Cady is part of the wealthy Sinclair family, a legacy started from her grandparents and passed down to their three daughters and their children. Every summer, the families converge onto their private island where each family has their own home. Cady, with her two cousins and a family friend become summer pals on the island. Each year they play together, they grow up together, they are inseparable, they are “the liars”…. until one summer where Cady has an accident and can’t remember what happened while everyone tiptoes around her.
If you haven’t heard anything about this book yet, good. Leave it that way until you read it for yourself! I bought into the hype of everyone talking about it, so I had to read it for myself. Ignorance is bliss – the less you know, the better off you’ll be. Which makes writing this review incredibly difficult!
One of the first things I noticed about Lockhart’s writing was that it was gritty and dark, while maintaining a seemingly lighthearted summertime mood. The way she write’s Cady’s POV is quite violent in the metaphors, with mentions of cutting and bleeding to describe the protagonist’s emotions. She has a way with words and her storytelling is well-paced, leading the reader along where she wants you to go. Between the chapters of the main narrative, variations on a fairytale are told, slightly different with each instance in such a way that it seems to correlate with the flow of the story.
It was also an interesting subplot of how the (very-Caucasian) Sinclair family reacted to the introduction of a couple of people who are of a different ethnicity onto their private sanctuary of an island. The differences in interaction between generations was poignantly noted, between the older generation of the grandparents to the different personalities & points of view of the grown adult daughters, and down to the younger generation of the kids.

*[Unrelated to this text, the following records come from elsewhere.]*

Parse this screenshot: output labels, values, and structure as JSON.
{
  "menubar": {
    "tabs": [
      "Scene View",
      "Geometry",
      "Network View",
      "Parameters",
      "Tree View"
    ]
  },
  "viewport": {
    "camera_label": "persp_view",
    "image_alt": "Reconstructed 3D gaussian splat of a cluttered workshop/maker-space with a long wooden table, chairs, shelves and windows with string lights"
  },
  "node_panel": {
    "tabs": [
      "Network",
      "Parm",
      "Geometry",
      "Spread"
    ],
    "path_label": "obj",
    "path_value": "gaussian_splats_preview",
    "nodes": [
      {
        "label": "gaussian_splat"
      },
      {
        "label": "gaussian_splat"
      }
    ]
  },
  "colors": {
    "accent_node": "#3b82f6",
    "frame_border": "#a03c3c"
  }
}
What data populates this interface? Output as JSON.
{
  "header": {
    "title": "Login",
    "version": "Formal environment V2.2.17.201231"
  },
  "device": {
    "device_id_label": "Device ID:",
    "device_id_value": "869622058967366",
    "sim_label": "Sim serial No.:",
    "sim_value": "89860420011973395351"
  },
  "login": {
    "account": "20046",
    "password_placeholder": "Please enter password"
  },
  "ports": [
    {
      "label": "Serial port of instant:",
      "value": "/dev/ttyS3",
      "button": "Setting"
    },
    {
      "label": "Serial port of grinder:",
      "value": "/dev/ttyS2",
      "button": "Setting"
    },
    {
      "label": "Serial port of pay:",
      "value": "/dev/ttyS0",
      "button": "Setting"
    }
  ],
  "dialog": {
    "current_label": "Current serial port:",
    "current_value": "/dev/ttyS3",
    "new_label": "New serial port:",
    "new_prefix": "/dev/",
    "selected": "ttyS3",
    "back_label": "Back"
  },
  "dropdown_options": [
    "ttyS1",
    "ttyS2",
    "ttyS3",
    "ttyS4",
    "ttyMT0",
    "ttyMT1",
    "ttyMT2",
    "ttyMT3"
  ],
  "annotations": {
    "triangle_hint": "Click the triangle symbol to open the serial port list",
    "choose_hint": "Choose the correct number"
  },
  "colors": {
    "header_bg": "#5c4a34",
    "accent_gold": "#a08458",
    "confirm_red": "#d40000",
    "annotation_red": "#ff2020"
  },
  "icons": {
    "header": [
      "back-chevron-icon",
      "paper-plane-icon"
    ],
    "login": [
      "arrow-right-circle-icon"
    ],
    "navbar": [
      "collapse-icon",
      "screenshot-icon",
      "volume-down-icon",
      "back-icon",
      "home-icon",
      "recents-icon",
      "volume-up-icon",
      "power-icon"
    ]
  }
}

I loved the idea of a contemporary YA thriller and the cover wouldn’t necessarily give you the impression that this is one. I find so often that these three components – contemporary, young adult, thriller – are not often done, or done well. It may be a sci-fi YA thriller, or a contemporary YA romance. I flew through this story and couldn’t put it down. This book, while I did unfortunately figure out where it was going, still entertained me immensely. This is why I say: the less you know, the better!